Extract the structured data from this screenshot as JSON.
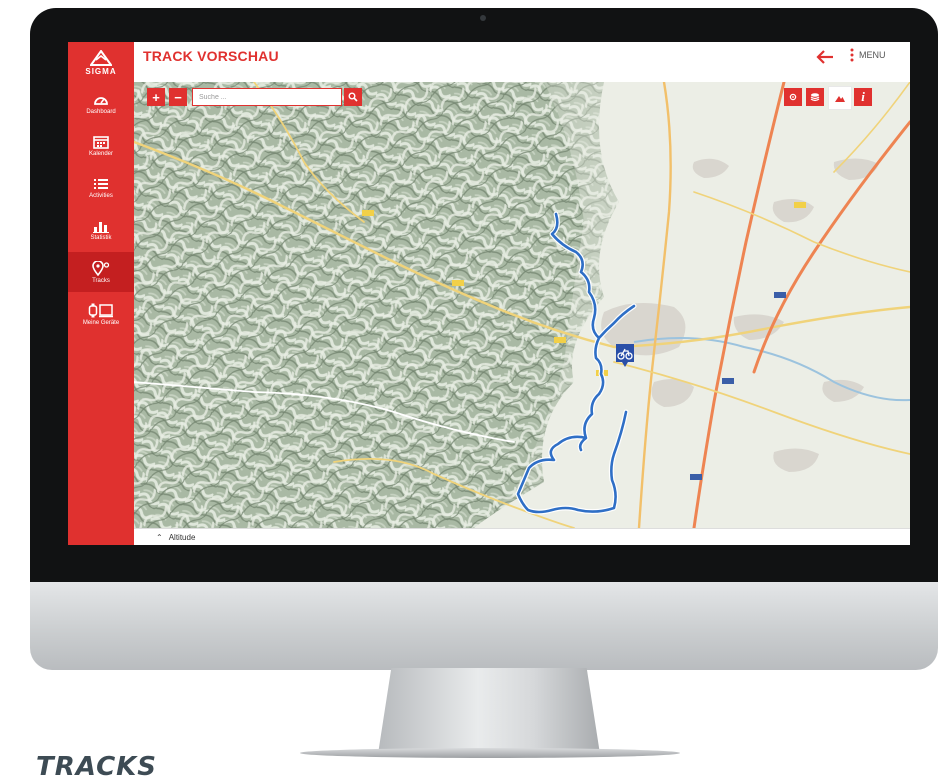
{
  "app": {
    "brand": "SIGMA",
    "accent_color": "#e0312f",
    "active_color": "#c41f20"
  },
  "sidebar": {
    "items": [
      {
        "label": "Dashboard",
        "icon": "speedometer-icon",
        "active": false
      },
      {
        "label": "Kalender",
        "icon": "calendar-icon",
        "active": false
      },
      {
        "label": "Activities",
        "icon": "list-icon",
        "active": false
      },
      {
        "label": "Statistik",
        "icon": "bar-chart-icon",
        "active": false
      },
      {
        "label": "Tracks",
        "icon": "track-pin-icon",
        "active": true
      },
      {
        "label": "Meine Geräte",
        "icon": "devices-icon",
        "active": false
      }
    ]
  },
  "header": {
    "title": "TRACK VORSCHAU",
    "back_icon": "arrow-left-icon",
    "menu_icon": "vertical-dots-icon",
    "menu_label": "MENU"
  },
  "map_controls": {
    "zoom_in_label": "+",
    "zoom_out_label": "−",
    "search_placeholder": "Suche ...",
    "search_icon": "search-icon",
    "layer_buttons": [
      "locate-icon",
      "layers-icon",
      "terrain-icon",
      "info-icon"
    ],
    "active_layer": "terrain-icon"
  },
  "track": {
    "color": "#2f6fc6",
    "start_marker_icon": "bike-icon"
  },
  "bottom_panel": {
    "label": "Altitude",
    "toggle_icon": "chevron-up-icon"
  },
  "caption": "TRACKS"
}
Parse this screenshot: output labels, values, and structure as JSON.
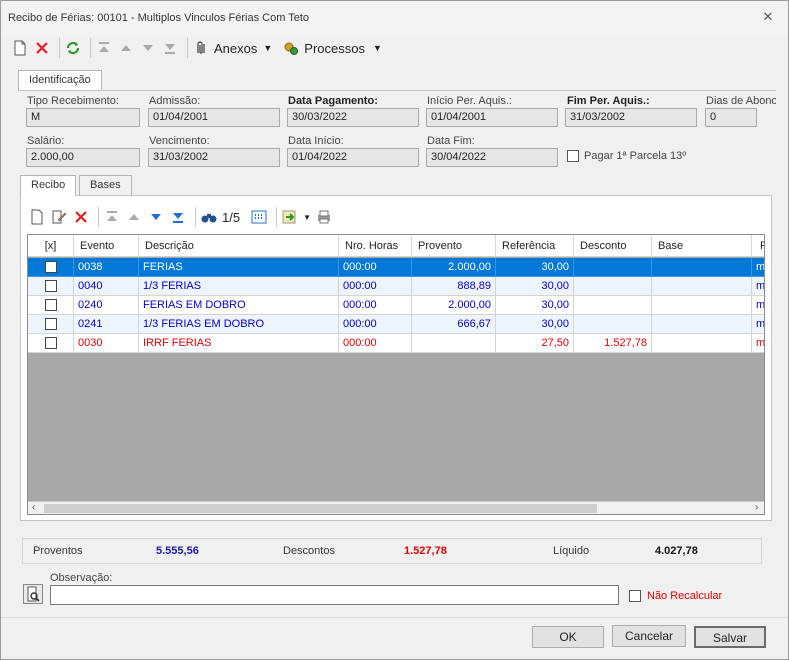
{
  "window": {
    "title": "Recibo de Férias: 00101 - Multiplos Vinculos Férias Com Teto"
  },
  "toolbar": {
    "anexos_label": "Anexos",
    "processos_label": "Processos"
  },
  "tabs_top": {
    "identificacao": "Identificação"
  },
  "form": {
    "tipo_recebimento": {
      "label": "Tipo Recebimento:",
      "value": "M"
    },
    "admissao": {
      "label": "Admissão:",
      "value": "01/04/2001"
    },
    "data_pagamento": {
      "label": "Data Pagamento:",
      "value": "30/03/2022"
    },
    "inicio_per_aquis": {
      "label": "Início Per. Aquis.:",
      "value": "01/04/2001"
    },
    "fim_per_aquis": {
      "label": "Fim Per. Aquis.:",
      "value": "31/03/2002"
    },
    "dias_abono": {
      "label": "Dias de Abono",
      "value": "0"
    },
    "salario": {
      "label": "Salário:",
      "value": "2.000,00"
    },
    "vencimento": {
      "label": "Vencimento:",
      "value": "31/03/2002"
    },
    "data_inicio": {
      "label": "Data Início:",
      "value": "01/04/2022"
    },
    "data_fim": {
      "label": "Data Fim:",
      "value": "30/04/2022"
    },
    "pagar_13": {
      "label": "Pagar 1ª Parcela 13º"
    }
  },
  "tabs_inner": {
    "recibo": "Recibo",
    "bases": "Bases"
  },
  "grid_toolbar": {
    "page": "1/5"
  },
  "grid": {
    "columns": [
      "[x]",
      "Evento",
      "Descrição",
      "Nro. Horas",
      "Provento",
      "Referência",
      "Desconto",
      "Base",
      "R"
    ],
    "rows": [
      {
        "evento": "0038",
        "descricao": "FERIAS",
        "horas": "000:00",
        "provento": "2.000,00",
        "referencia": "30,00",
        "desconto": "",
        "base": "",
        "r": "me"
      },
      {
        "evento": "0040",
        "descricao": "1/3 FERIAS",
        "horas": "000:00",
        "provento": "888,89",
        "referencia": "30,00",
        "desconto": "",
        "base": "",
        "r": "me"
      },
      {
        "evento": "0240",
        "descricao": "FERIAS EM DOBRO",
        "horas": "000:00",
        "provento": "2.000,00",
        "referencia": "30,00",
        "desconto": "",
        "base": "",
        "r": "me"
      },
      {
        "evento": "0241",
        "descricao": "1/3 FERIAS EM DOBRO",
        "horas": "000:00",
        "provento": "666,67",
        "referencia": "30,00",
        "desconto": "",
        "base": "",
        "r": "me"
      },
      {
        "evento": "0030",
        "descricao": "IRRF FERIAS",
        "horas": "000:00",
        "provento": "",
        "referencia": "27,50",
        "desconto": "1.527,78",
        "base": "",
        "r": "me"
      }
    ]
  },
  "totals": {
    "proventos_label": "Proventos",
    "proventos_value": "5.555,56",
    "descontos_label": "Descontos",
    "descontos_value": "1.527,78",
    "liquido_label": "Líquido",
    "liquido_value": "4.027,78"
  },
  "observacao": {
    "label": "Observação:",
    "value": ""
  },
  "nao_recalcular": {
    "label": "Não Recalcular"
  },
  "buttons": {
    "ok": "OK",
    "cancelar": "Cancelar",
    "salvar": "Salvar"
  },
  "colors": {
    "selected_row": "#0078d7",
    "blue_text": "#0000c8",
    "red_text": "#e00000",
    "alt_row": "#eef4fb"
  }
}
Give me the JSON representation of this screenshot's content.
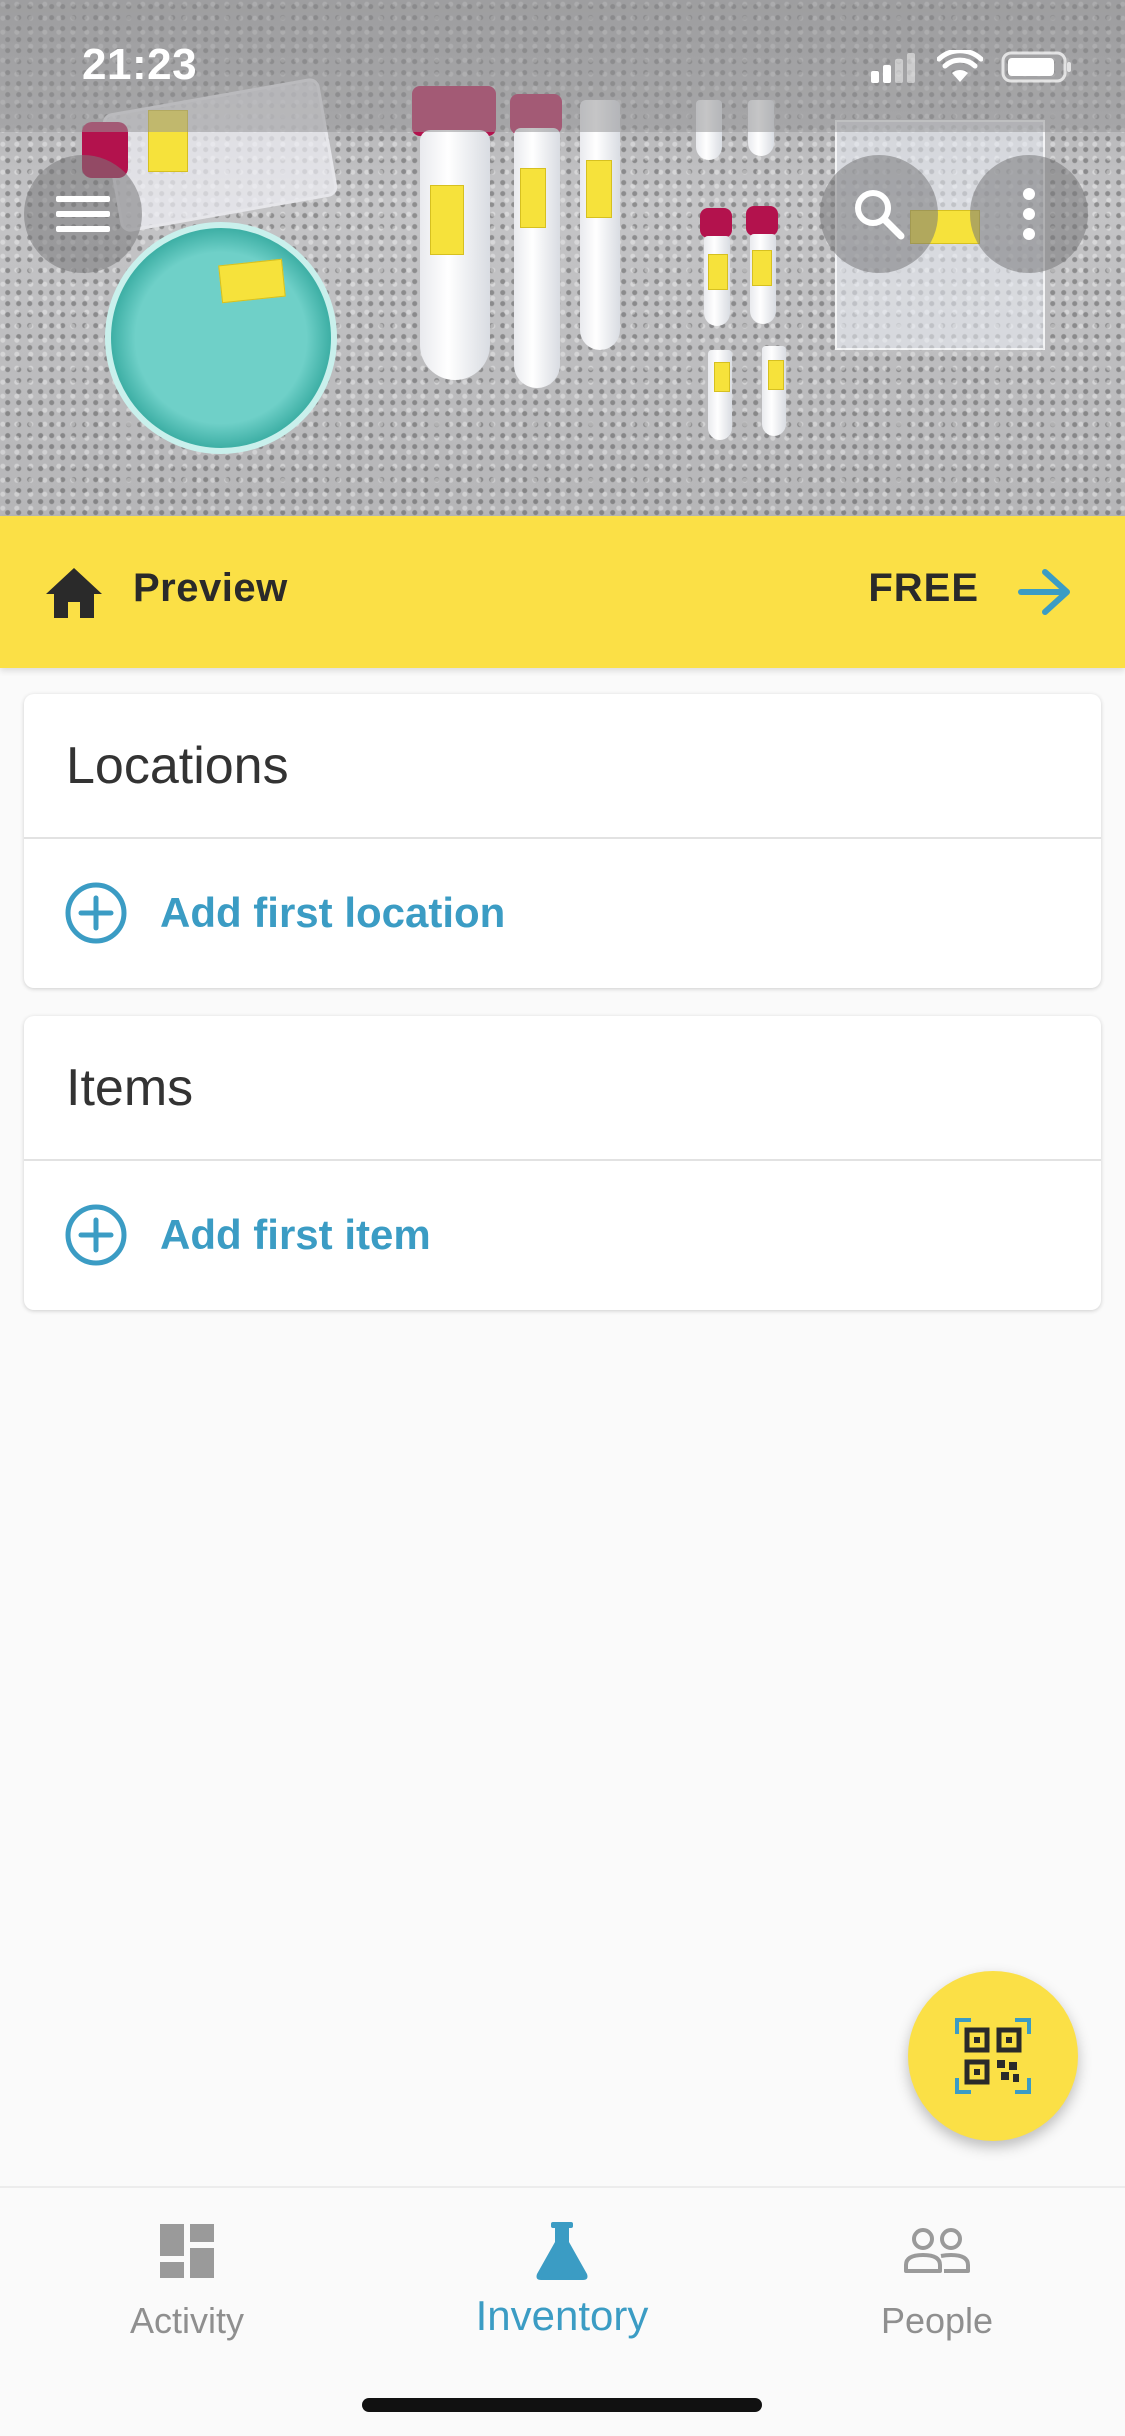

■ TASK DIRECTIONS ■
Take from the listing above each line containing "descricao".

■ RESPONSE TO THIS EXERCISE ■
        "descricao": "FERIAS",
        "descricao": "1/3 FERIAS",
        "descricao": "FERIAS EM DOBRO",
        "descricao": "1/3 FERIAS EM DOBRO",
        "descricao": "IRRF FERIAS",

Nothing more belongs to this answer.